YOUR ASSIGNMENT
Across all the records, filter for lines with the word "Date" and copy them.

+ + + + +

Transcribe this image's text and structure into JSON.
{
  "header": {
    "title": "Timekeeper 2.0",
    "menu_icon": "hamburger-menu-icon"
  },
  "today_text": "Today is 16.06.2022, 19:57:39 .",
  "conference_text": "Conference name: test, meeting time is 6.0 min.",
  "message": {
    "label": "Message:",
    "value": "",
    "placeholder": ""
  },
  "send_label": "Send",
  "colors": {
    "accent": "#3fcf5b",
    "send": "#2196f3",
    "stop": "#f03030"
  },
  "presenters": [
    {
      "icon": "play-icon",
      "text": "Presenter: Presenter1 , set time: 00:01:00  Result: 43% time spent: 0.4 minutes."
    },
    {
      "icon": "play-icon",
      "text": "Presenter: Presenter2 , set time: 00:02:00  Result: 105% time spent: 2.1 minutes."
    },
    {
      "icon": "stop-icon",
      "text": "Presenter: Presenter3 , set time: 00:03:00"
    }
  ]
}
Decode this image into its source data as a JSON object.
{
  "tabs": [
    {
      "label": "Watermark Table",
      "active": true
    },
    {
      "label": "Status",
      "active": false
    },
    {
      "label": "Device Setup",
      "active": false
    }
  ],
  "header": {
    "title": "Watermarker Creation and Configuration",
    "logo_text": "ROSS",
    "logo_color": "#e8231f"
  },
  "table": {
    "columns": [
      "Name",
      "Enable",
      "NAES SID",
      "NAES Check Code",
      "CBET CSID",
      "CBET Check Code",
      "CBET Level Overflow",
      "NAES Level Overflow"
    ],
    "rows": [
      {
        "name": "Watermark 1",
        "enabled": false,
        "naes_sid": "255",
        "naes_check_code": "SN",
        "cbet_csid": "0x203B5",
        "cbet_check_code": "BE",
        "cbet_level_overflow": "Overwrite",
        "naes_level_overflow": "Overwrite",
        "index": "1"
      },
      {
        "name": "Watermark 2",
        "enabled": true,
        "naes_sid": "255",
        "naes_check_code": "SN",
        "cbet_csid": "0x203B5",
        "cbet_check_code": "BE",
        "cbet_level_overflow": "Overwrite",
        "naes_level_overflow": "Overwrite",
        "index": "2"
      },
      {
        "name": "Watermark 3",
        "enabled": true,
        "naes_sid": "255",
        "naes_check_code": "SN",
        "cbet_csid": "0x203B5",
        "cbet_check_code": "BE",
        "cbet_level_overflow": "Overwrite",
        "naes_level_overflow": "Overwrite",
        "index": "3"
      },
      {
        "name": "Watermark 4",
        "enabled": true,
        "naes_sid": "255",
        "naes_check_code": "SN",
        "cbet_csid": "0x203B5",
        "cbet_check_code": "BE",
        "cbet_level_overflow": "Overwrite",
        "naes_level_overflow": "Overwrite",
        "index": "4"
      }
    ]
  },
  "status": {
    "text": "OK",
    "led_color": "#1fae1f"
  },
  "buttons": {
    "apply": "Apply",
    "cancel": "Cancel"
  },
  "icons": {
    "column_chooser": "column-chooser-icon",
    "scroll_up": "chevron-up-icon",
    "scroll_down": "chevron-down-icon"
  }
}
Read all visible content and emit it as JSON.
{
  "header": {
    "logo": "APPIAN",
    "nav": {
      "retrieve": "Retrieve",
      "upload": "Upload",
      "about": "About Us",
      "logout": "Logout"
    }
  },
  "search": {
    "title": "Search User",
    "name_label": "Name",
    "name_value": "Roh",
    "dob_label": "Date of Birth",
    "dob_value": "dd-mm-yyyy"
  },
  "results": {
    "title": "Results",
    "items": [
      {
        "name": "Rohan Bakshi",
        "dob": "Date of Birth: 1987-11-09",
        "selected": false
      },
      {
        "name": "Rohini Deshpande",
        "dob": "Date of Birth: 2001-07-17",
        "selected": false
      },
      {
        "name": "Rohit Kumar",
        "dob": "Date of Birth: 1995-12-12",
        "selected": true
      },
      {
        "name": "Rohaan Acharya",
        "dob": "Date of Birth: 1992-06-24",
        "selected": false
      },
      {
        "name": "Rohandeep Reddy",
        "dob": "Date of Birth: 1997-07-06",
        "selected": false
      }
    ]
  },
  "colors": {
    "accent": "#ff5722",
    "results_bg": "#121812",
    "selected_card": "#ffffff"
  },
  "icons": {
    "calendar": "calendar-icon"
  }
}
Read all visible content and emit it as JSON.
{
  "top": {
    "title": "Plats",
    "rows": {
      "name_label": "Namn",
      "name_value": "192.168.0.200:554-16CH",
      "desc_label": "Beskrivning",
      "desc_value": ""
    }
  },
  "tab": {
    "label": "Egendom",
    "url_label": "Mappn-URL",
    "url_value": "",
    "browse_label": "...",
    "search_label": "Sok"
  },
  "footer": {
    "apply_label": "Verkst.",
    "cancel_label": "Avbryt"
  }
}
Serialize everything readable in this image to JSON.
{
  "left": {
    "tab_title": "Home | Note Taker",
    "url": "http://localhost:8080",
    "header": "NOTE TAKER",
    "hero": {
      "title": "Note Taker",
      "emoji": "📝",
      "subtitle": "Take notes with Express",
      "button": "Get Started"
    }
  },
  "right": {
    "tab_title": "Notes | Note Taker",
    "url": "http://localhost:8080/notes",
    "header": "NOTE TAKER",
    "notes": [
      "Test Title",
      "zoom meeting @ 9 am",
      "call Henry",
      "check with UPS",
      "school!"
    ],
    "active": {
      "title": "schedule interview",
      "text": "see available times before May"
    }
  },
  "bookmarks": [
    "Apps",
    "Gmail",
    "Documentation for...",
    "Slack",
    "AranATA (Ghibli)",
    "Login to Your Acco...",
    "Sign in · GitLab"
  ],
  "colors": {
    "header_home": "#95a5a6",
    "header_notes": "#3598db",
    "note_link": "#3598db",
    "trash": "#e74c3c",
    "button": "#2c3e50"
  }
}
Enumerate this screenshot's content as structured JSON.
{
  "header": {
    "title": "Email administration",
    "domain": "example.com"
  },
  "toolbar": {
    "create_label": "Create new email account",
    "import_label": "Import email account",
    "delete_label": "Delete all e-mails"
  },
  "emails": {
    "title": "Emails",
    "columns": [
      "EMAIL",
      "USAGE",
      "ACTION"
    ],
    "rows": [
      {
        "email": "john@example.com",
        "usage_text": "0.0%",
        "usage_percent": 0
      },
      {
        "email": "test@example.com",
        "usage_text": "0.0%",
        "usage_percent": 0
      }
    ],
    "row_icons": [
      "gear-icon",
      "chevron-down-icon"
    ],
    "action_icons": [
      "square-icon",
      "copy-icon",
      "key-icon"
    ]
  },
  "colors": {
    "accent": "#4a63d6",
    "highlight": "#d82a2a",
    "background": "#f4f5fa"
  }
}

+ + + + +

ANSWER SPACE
    "dob_label": "Date of Birth",
        "dob": "Date of Birth: 1987-11-09",
        "dob": "Date of Birth: 2001-07-17",
        "dob": "Date of Birth: 1995-12-12",
        "dob": "Date of Birth: 1992-06-24",
        "dob": "Date of Birth: 1997-07-06",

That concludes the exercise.